He sent two eagles flying from the eastern and western extremities, and the path of the eagles crossed over Delphi where the omphalos, or navel of Gaia was found.
include traditions that Pythia, or the Delphic oracle, already was the site of an important oracle in the pre-classical Greek world (as early as 1400 BC) and, rededicated from about 800 BC, when it served as the major site during classical times for the worship of the god Apollo.
After the battle of Plataea, the Greek cities extinguished their fires and brought new fire from the hearth of Greece, at Delphi; in the foundation stories of several Greek colonies, the founding colonists were first dedicated at Delphi.
Apollo is connected with the site by his epithet Δελφίνιος Delphinios, "the Delphinian".
The epithet is connected with dolphins (Greek δελφίς,-ῖνος) in the Homeric Hymn to Apollo (line 400), recounting the legend of how Apollo first came to Delphi in the shape of a dolphin, carrying Cretan priests on his back. Another legend held that Apollo walked to Delphi from the north and stopped at Tempe, a city in Thessaly, to pick laurel (also known as bay tree) which he considered to be a sacred plant.
In commemoration of this legend, the winners at the Pythian Games received a wreath of laurel picked in the Temple.
Apollo was said to have slain Python, a "drako" a serpent or a dragon who lived there and protected the navel of the Earth.

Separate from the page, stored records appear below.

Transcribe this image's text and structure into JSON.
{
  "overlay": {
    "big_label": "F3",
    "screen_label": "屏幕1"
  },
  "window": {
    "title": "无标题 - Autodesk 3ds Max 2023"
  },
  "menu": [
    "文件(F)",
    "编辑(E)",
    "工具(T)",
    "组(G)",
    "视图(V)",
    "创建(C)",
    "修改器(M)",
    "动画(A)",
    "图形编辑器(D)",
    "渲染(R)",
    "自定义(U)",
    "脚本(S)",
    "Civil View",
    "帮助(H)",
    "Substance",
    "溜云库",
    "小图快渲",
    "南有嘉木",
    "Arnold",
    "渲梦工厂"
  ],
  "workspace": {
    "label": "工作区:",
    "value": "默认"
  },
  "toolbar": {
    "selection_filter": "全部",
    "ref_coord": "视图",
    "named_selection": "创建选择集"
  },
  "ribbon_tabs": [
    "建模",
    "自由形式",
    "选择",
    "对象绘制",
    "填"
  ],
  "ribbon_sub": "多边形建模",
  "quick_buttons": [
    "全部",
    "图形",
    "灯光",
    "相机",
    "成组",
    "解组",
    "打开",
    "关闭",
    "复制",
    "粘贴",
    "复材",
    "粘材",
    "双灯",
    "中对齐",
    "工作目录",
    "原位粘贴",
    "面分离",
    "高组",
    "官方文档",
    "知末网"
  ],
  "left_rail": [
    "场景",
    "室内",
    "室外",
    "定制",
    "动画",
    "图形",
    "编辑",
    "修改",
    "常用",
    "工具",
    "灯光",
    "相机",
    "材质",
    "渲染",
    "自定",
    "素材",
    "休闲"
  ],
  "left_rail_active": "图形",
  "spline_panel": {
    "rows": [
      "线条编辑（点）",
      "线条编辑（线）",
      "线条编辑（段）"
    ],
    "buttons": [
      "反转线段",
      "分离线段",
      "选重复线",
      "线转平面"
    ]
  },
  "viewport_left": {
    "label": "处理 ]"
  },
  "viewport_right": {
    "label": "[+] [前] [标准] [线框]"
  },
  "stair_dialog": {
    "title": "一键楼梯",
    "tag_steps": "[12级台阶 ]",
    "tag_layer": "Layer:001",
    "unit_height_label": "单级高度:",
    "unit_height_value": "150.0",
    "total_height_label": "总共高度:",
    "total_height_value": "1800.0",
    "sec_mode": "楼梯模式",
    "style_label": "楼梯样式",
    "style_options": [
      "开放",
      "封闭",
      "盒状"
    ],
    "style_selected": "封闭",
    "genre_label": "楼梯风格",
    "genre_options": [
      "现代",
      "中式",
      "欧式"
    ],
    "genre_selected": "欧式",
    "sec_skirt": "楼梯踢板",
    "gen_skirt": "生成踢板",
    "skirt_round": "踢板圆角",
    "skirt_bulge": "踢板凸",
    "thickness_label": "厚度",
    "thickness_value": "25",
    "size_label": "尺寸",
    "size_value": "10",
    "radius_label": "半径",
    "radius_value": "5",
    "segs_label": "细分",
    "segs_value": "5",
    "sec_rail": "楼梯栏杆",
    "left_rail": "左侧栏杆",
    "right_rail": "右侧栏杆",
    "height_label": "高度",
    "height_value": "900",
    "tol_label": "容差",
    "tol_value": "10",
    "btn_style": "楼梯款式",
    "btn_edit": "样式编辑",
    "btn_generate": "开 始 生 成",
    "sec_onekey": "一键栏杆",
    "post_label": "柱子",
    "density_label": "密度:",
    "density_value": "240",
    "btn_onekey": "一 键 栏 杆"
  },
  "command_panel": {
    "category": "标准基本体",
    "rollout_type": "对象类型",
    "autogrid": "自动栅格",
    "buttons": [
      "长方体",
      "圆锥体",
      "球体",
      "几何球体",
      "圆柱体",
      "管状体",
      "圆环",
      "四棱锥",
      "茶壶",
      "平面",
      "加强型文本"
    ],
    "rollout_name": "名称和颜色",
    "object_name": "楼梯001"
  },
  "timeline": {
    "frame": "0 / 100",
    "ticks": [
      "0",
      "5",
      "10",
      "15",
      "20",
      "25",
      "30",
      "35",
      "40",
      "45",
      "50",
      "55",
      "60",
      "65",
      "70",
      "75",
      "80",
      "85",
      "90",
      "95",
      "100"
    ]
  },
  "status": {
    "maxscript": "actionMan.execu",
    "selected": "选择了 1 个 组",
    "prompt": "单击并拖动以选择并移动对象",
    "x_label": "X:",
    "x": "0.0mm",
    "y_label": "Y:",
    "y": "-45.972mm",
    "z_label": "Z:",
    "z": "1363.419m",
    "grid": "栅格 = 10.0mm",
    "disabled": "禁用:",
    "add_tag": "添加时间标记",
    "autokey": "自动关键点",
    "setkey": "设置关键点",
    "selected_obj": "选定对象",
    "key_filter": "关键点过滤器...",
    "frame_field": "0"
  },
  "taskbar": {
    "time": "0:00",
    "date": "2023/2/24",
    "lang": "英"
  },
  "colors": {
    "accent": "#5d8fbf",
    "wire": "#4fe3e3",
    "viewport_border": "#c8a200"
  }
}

Erwin Rohde wrote that the Python was an earth spirit, who was conquered by Apollo, and buried under the Omphalos, and that it is a case of one deity setting up a temple on the grave of another.Delphi would have been a renowned city whether or not it hosted these games; it had other attractions that led to it being labeled the "omphalos" (navel) of the earth, in other words, the centre of the world.In the inner hestia (hearth) of the Temple of Apollo, an eternal flame burned.The "Theoxenia" was held each summer, centred on a feast for "gods and ambassadors from other states".Myths indicate that Apollo killed the chthonic serpent Python, Pythia in older myths, but according to some later accounts his wife, Pythia, who lived beside the Castalian Spring.It occupies an impressive site on the south-western slope of Mount Parnassus, overlooking the coastal plain to the south and the valley of Phocis.